Start of DATA EXCERPTS
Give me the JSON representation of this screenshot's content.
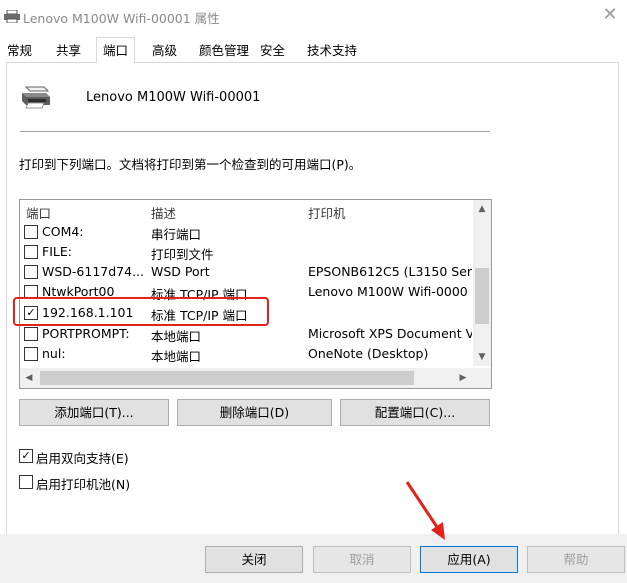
{
  "window": {
    "title": "Lenovo M100W Wifi-00001 属性",
    "close_icon": "close-icon"
  },
  "tabs": [
    {
      "label": "常规"
    },
    {
      "label": "共享"
    },
    {
      "label": "端口",
      "active": true
    },
    {
      "label": "高级"
    },
    {
      "label": "颜色管理"
    },
    {
      "label": "安全"
    },
    {
      "label": "技术支持"
    }
  ],
  "printer": {
    "name": "Lenovo M100W Wifi-00001"
  },
  "instruction": "打印到下列端口。文档将打印到第一个检查到的可用端口(P)。",
  "ports": {
    "headers": {
      "port": "端口",
      "description": "描述",
      "printer": "打印机"
    },
    "rows": [
      {
        "port": "COM4:",
        "description": "串行端口",
        "printer": "",
        "checked": false
      },
      {
        "port": "FILE:",
        "description": "打印到文件",
        "printer": "",
        "checked": false
      },
      {
        "port": "WSD-6117d74...",
        "description": "WSD Port",
        "printer": "EPSONB612C5 (L3150 Ser",
        "checked": false
      },
      {
        "port": "NtwkPort00",
        "description": "标准 TCP/IP 端口",
        "printer": "Lenovo M100W Wifi-0000",
        "checked": false
      },
      {
        "port": "192.168.1.101",
        "description": "标准 TCP/IP 端口",
        "printer": "",
        "checked": true
      },
      {
        "port": "PORTPROMPT:",
        "description": "本地端口",
        "printer": "Microsoft XPS Document V",
        "checked": false
      },
      {
        "port": "nul:",
        "description": "本地端口",
        "printer": "OneNote (Desktop)",
        "checked": false
      }
    ]
  },
  "port_buttons": {
    "add": "添加端口(T)...",
    "delete": "删除端口(D)",
    "configure": "配置端口(C)..."
  },
  "options": {
    "bidirectional": {
      "label": "启用双向支持(E)",
      "checked": true
    },
    "pooling": {
      "label": "启用打印机池(N)",
      "checked": false
    }
  },
  "footer": {
    "close": "关闭",
    "cancel": "取消",
    "apply": "应用(A)",
    "help": "帮助"
  },
  "colors": {
    "highlight": "#e2231a",
    "annotation_arrow": "#e2231a"
  }
}
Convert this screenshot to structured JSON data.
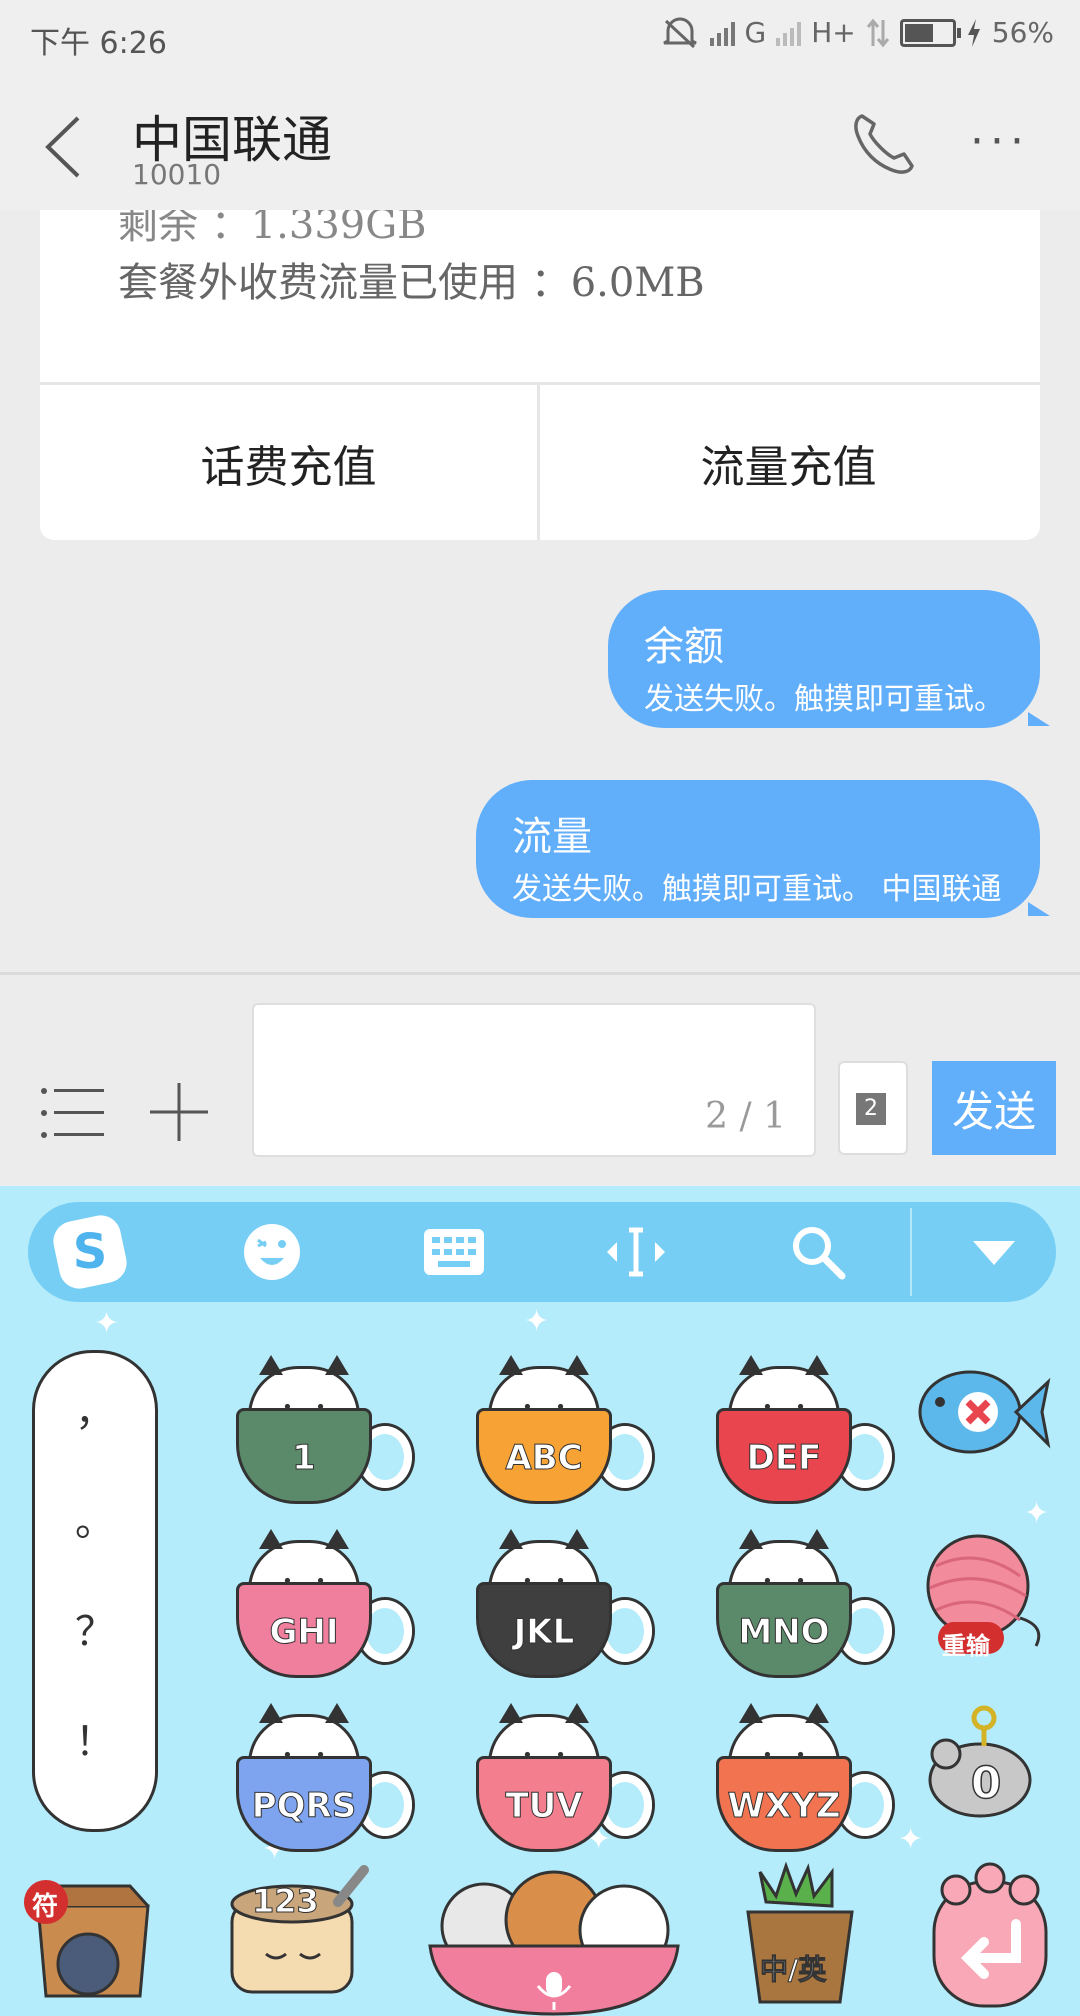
{
  "status_bar": {
    "time": "下午 6:26",
    "network_g": "G",
    "network_h": "H+",
    "battery": "56%",
    "battery_level": 0.56
  },
  "header": {
    "title": "中国联通",
    "number": "10010"
  },
  "card": {
    "line1": "剩余 ：1.339GB",
    "line2": "套餐外收费流量已使用 ：6.0MB",
    "buttons": [
      "话费充值",
      "流量充值"
    ]
  },
  "messages": [
    {
      "text": "余额",
      "status": "发送失败。触摸即可重试。"
    },
    {
      "text": "流量",
      "status": "发送失败。触摸即可重试。 中国联通"
    }
  ],
  "composer": {
    "counter": "2 / 1",
    "sim_label": "2",
    "send_label": "发送"
  },
  "keyboard": {
    "punctuation": [
      "，",
      "。",
      "？",
      "！"
    ],
    "keys": [
      {
        "label": "1",
        "color": "#5b8a6a"
      },
      {
        "label": "ABC",
        "color": "#f7a234"
      },
      {
        "label": "DEF",
        "color": "#e8454f"
      },
      {
        "label": "GHI",
        "color": "#f07e9d"
      },
      {
        "label": "JKL",
        "color": "#3f3f3f"
      },
      {
        "label": "MNO",
        "color": "#5b8a6a"
      },
      {
        "label": "PQRS",
        "color": "#7ea3ef"
      },
      {
        "label": "TUV",
        "color": "#f27e8e"
      },
      {
        "label": "WXYZ",
        "color": "#f27350"
      }
    ],
    "retype_label": "重输",
    "symbol_label": "符",
    "numbers_label": "123",
    "lang_label": "中/英"
  }
}
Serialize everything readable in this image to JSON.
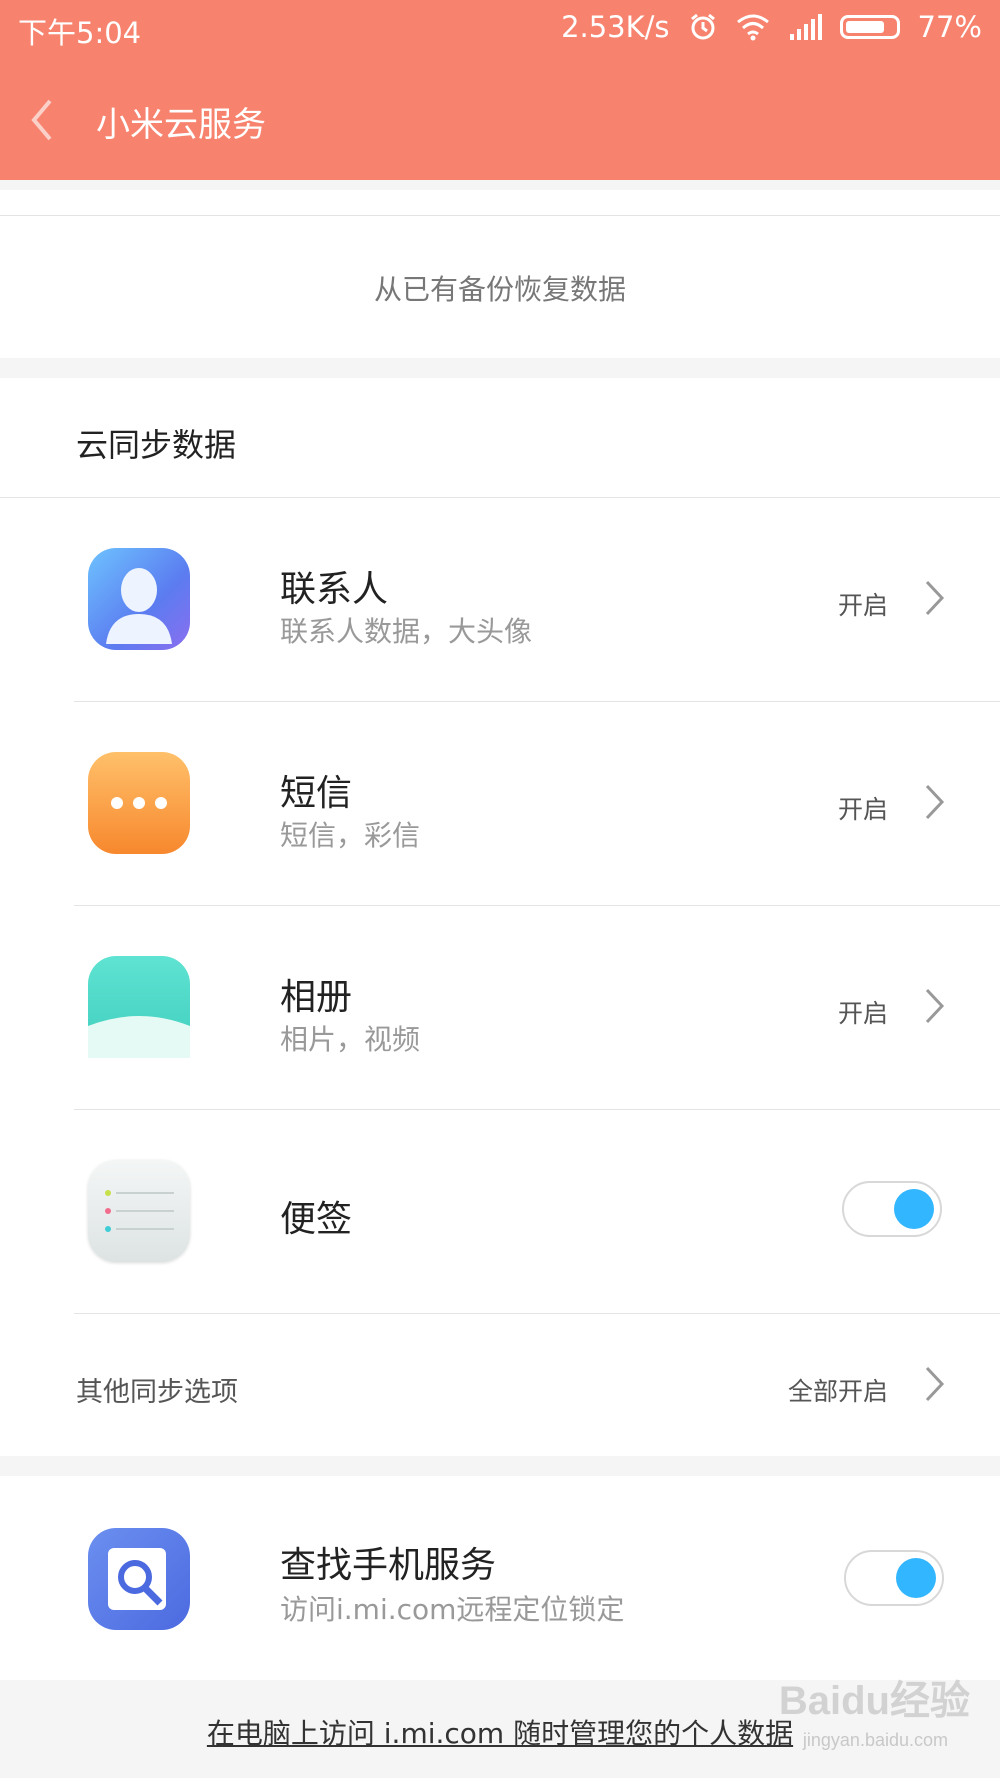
{
  "status_bar": {
    "time": "下午5:04",
    "speed": "2.53K/s",
    "battery": "77%"
  },
  "header": {
    "title": "小米云服务"
  },
  "restore": {
    "label": "从已有备份恢复数据"
  },
  "sync_section": {
    "title": "云同步数据",
    "items": [
      {
        "title": "联系人",
        "subtitle": "联系人数据，大头像",
        "status": "开启",
        "icon": "contacts-icon"
      },
      {
        "title": "短信",
        "subtitle": "短信，彩信",
        "status": "开启",
        "icon": "sms-icon"
      },
      {
        "title": "相册",
        "subtitle": "相片，视频",
        "status": "开启",
        "icon": "gallery-icon"
      },
      {
        "title": "便签",
        "icon": "notes-icon",
        "toggle": "on"
      }
    ],
    "other": {
      "label": "其他同步选项",
      "status": "全部开启"
    }
  },
  "find_phone": {
    "title": "查找手机服务",
    "subtitle": "访问i.mi.com远程定位锁定",
    "icon": "find-phone-icon",
    "toggle": "on"
  },
  "footer": {
    "link": "在电脑上访问 i.mi.com 随时管理您的个人数据"
  },
  "watermark": {
    "brand": "Baidu经验",
    "url": "jingyan.baidu.com"
  },
  "colors": {
    "header": "#f7836f",
    "toggle_on": "#32b6ff"
  }
}
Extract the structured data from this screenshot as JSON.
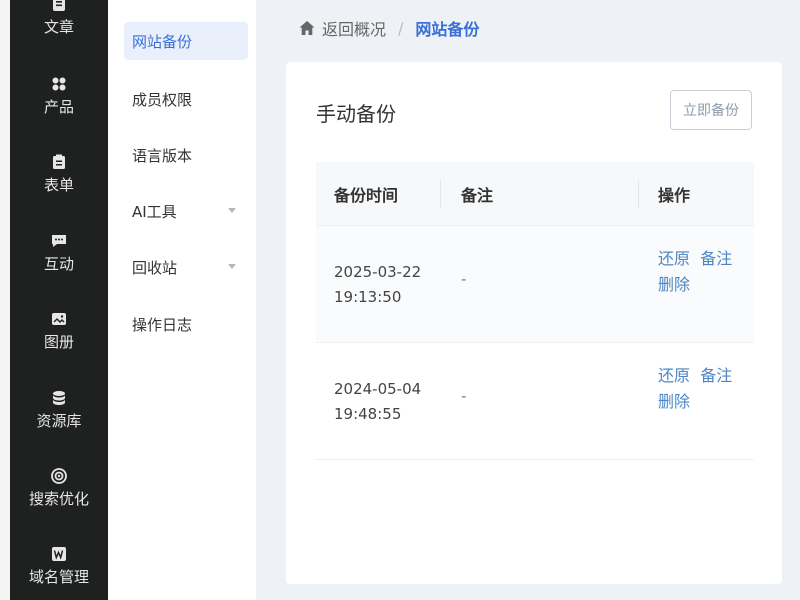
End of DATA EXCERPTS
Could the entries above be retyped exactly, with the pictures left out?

Give me the JSON representation of this screenshot's content.
{
  "window": {
    "title": "Lenovo M100W Wifi-00001 属性",
    "close_icon": "close-icon"
  },
  "tabs": [
    {
      "label": "常规"
    },
    {
      "label": "共享"
    },
    {
      "label": "端口",
      "active": true
    },
    {
      "label": "高级"
    },
    {
      "label": "颜色管理"
    },
    {
      "label": "安全"
    },
    {
      "label": "技术支持"
    }
  ],
  "printer": {
    "name": "Lenovo M100W Wifi-00001"
  },
  "instruction": "打印到下列端口。文档将打印到第一个检查到的可用端口(P)。",
  "ports": {
    "headers": {
      "port": "端口",
      "description": "描述",
      "printer": "打印机"
    },
    "rows": [
      {
        "port": "COM4:",
        "description": "串行端口",
        "printer": "",
        "checked": false
      },
      {
        "port": "FILE:",
        "description": "打印到文件",
        "printer": "",
        "checked": false
      },
      {
        "port": "WSD-6117d74...",
        "description": "WSD Port",
        "printer": "EPSONB612C5 (L3150 Ser",
        "checked": false
      },
      {
        "port": "NtwkPort00",
        "description": "标准 TCP/IP 端口",
        "printer": "Lenovo M100W Wifi-0000",
        "checked": false
      },
      {
        "port": "192.168.1.101",
        "description": "标准 TCP/IP 端口",
        "printer": "",
        "checked": true
      },
      {
        "port": "PORTPROMPT:",
        "description": "本地端口",
        "printer": "Microsoft XPS Document V",
        "checked": false
      },
      {
        "port": "nul:",
        "description": "本地端口",
        "printer": "OneNote (Desktop)",
        "checked": false
      }
    ]
  },
  "port_buttons": {
    "add": "添加端口(T)...",
    "delete": "删除端口(D)",
    "configure": "配置端口(C)..."
  },
  "options": {
    "bidirectional": {
      "label": "启用双向支持(E)",
      "checked": true
    },
    "pooling": {
      "label": "启用打印机池(N)",
      "checked": false
    }
  },
  "footer": {
    "close": "关闭",
    "cancel": "取消",
    "apply": "应用(A)",
    "help": "帮助"
  },
  "colors": {
    "highlight": "#e2231a",
    "annotation_arrow": "#e2231a"
  }
}
Convert this screenshot to structured JSON data.
{
  "status_bar": {
    "time": "下午 6:26",
    "network_g": "G",
    "network_h": "H+",
    "battery": "56%",
    "battery_level": 0.56
  },
  "header": {
    "title": "中国联通",
    "number": "10010"
  },
  "card": {
    "line1": "剩余 ：1.339GB",
    "line2": "套餐外收费流量已使用 ：6.0MB",
    "buttons": [
      "话费充值",
      "流量充值"
    ]
  },
  "messages": [
    {
      "text": "余额",
      "status": "发送失败。触摸即可重试。"
    },
    {
      "text": "流量",
      "status": "发送失败。触摸即可重试。 中国联通"
    }
  ],
  "composer": {
    "counter": "2 / 1",
    "sim_label": "2",
    "send_label": "发送"
  },
  "keyboard": {
    "punctuation": [
      "，",
      "。",
      "？",
      "！"
    ],
    "keys": [
      {
        "label": "1",
        "color": "#5b8a6a"
      },
      {
        "label": "ABC",
        "color": "#f7a234"
      },
      {
        "label": "DEF",
        "color": "#e8454f"
      },
      {
        "label": "GHI",
        "color": "#f07e9d"
      },
      {
        "label": "JKL",
        "color": "#3f3f3f"
      },
      {
        "label": "MNO",
        "color": "#5b8a6a"
      },
      {
        "label": "PQRS",
        "color": "#7ea3ef"
      },
      {
        "label": "TUV",
        "color": "#f27e8e"
      },
      {
        "label": "WXYZ",
        "color": "#f27350"
      }
    ],
    "retype_label": "重输",
    "symbol_label": "符",
    "numbers_label": "123",
    "lang_label": "中/英"
  }
}
Serialize everything readable in this image to JSON.
{
  "status_bar": {
    "time": "下午5:04",
    "speed": "2.53K/s",
    "battery": "77%"
  },
  "header": {
    "title": "小米云服务"
  },
  "restore": {
    "label": "从已有备份恢复数据"
  },
  "sync_section": {
    "title": "云同步数据",
    "items": [
      {
        "title": "联系人",
        "subtitle": "联系人数据，大头像",
        "status": "开启",
        "icon": "contacts-icon"
      },
      {
        "title": "短信",
        "subtitle": "短信，彩信",
        "status": "开启",
        "icon": "sms-icon"
      },
      {
        "title": "相册",
        "subtitle": "相片，视频",
        "status": "开启",
        "icon": "gallery-icon"
      },
      {
        "title": "便签",
        "icon": "notes-icon",
        "toggle": "on"
      }
    ],
    "other": {
      "label": "其他同步选项",
      "status": "全部开启"
    }
  },
  "find_phone": {
    "title": "查找手机服务",
    "subtitle": "访问i.mi.com远程定位锁定",
    "icon": "find-phone-icon",
    "toggle": "on"
  },
  "footer": {
    "link": "在电脑上访问 i.mi.com 随时管理您的个人数据"
  },
  "watermark": {
    "brand": "Baidu经验",
    "url": "jingyan.baidu.com"
  },
  "colors": {
    "header": "#f7836f",
    "toggle_on": "#32b6ff"
  }
}
Extract the structured data from this screenshot as JSON.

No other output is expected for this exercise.